▶ **Your assignment**:
Where an entry contains a picture, skip the picture and write out everything else exactly.

====== Extracted entries ======

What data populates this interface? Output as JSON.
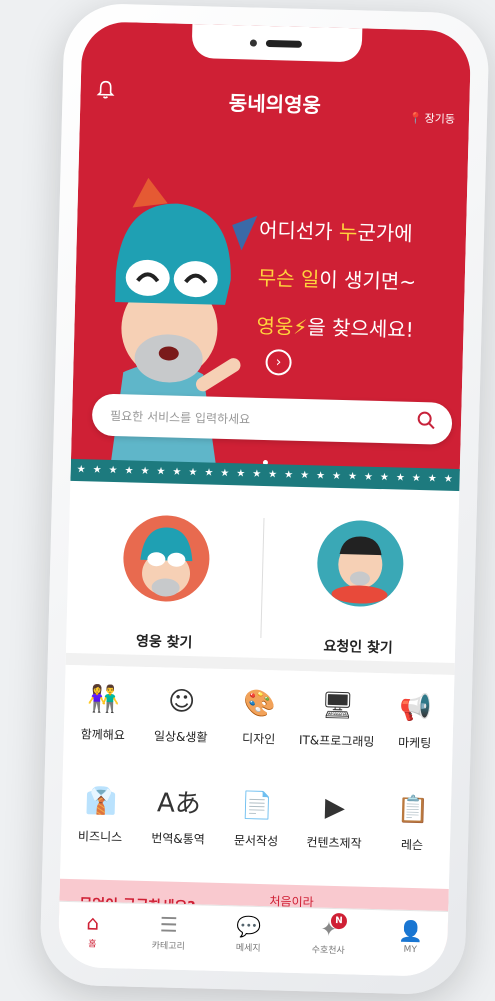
{
  "header": {
    "title": "동네의영웅",
    "location": "장기동",
    "bell_icon": "bell-icon",
    "pin_icon": "location-pin-icon"
  },
  "hero": {
    "tagline": [
      {
        "a": "어디선가 ",
        "hl": "누",
        "b": "군가에"
      },
      {
        "a": "",
        "hl": "무슨 일",
        "b": "이 생기면~"
      },
      {
        "a": "",
        "hl": "영웅⚡",
        "b": "을 찾으세요!"
      }
    ],
    "bg_color": "#cf2035"
  },
  "search": {
    "placeholder": "필요한 서비스를 입력하세요",
    "icon": "search-icon"
  },
  "find": {
    "hero_label": "영웅 찾기",
    "requester_label": "요청인 찾기"
  },
  "categories": [
    {
      "label": "함께해요",
      "icon": "together-icon"
    },
    {
      "label": "일상&생활",
      "icon": "daily-life-icon"
    },
    {
      "label": "디자인",
      "icon": "palette-icon"
    },
    {
      "label": "IT&프로그래밍",
      "icon": "monitor-icon"
    },
    {
      "label": "마케팅",
      "icon": "megaphone-icon"
    },
    {
      "label": "비즈니스",
      "icon": "business-shirt-icon"
    },
    {
      "label": "번역&통역",
      "icon": "translate-icon"
    },
    {
      "label": "문서작성",
      "icon": "document-icon"
    },
    {
      "label": "컨텐츠제작",
      "icon": "play-icon"
    },
    {
      "label": "레슨",
      "icon": "lesson-board-icon"
    }
  ],
  "banner": {
    "question": "무엇이 궁금하세요?",
    "sub": "처음이라"
  },
  "tabbar": {
    "home": "홈",
    "category": "카테고리",
    "message": "메세지",
    "guardian": "수호천사",
    "guardian_badge": "N",
    "my": "MY"
  }
}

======

▶ **Response below**:
What data populates this interface? Output as JSON.
{
  "header": {
    "title": "동네의영웅",
    "location": "장기동",
    "bell_icon": "bell-icon",
    "pin_icon": "location-pin-icon"
  },
  "hero": {
    "tagline": [
      {
        "a": "어디선가 ",
        "hl": "누",
        "b": "군가에"
      },
      {
        "a": "",
        "hl": "무슨 일",
        "b": "이 생기면~"
      },
      {
        "a": "",
        "hl": "영웅⚡",
        "b": "을 찾으세요!"
      }
    ],
    "bg_color": "#cf2035"
  },
  "search": {
    "placeholder": "필요한 서비스를 입력하세요",
    "icon": "search-icon"
  },
  "find": {
    "hero_label": "영웅 찾기",
    "requester_label": "요청인 찾기"
  },
  "categories": [
    {
      "label": "함께해요",
      "icon": "together-icon"
    },
    {
      "label": "일상&생활",
      "icon": "daily-life-icon"
    },
    {
      "label": "디자인",
      "icon": "palette-icon"
    },
    {
      "label": "IT&프로그래밍",
      "icon": "monitor-icon"
    },
    {
      "label": "마케팅",
      "icon": "megaphone-icon"
    },
    {
      "label": "비즈니스",
      "icon": "business-shirt-icon"
    },
    {
      "label": "번역&통역",
      "icon": "translate-icon"
    },
    {
      "label": "문서작성",
      "icon": "document-icon"
    },
    {
      "label": "컨텐츠제작",
      "icon": "play-icon"
    },
    {
      "label": "레슨",
      "icon": "lesson-board-icon"
    }
  ],
  "banner": {
    "question": "무엇이 궁금하세요?",
    "sub": "처음이라"
  },
  "tabbar": {
    "home": "홈",
    "category": "카테고리",
    "message": "메세지",
    "guardian": "수호천사",
    "guardian_badge": "N",
    "my": "MY"
  }
}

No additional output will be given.